The Sadness of Her Sewing
There she remains,
In the folds of her nightgown
Tucked deeply in her bedside drawer,
Releasing the scent of her Chantilly.
In her favorite clip-on earrings
Of aurora borealis rhinestones,
All the colors of the northern lights,
And here, perhaps most,
Up on the closet shelf,
Her worn wicker sewing basket,
A frayed tapestry on the lid of
a young woman’s face.
Inside, among the bobbins,
Mother’s tarnished metal thimble,
Its tiny nubs smoothed glossy from use.
Remembering now whenever she mended
I would hear her sigh deeply,
As the steel cap clicked
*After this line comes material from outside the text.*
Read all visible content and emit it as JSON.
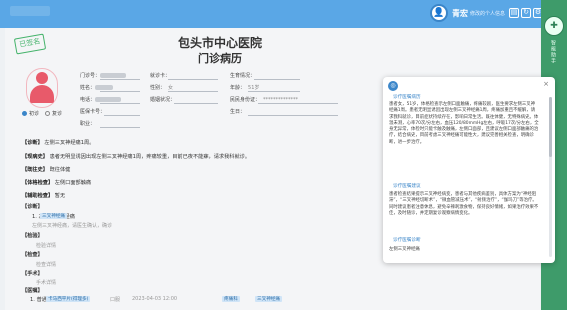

Against her flying needle,
Her impatience palpable,
Desperate to be done.
Knowing now it reminded her of
Being pulled from school at the age of nine
To do piecework for a gruff Glasgow furrier,
Stitching together overcoats in dingy rooms
From towers of animal pelts,
Never to return to school
A well felt poem.
Not one I imagine you writing as a younger woman. The feelings so well placed
Ah, such love you express in feeling her pain and sense of loss.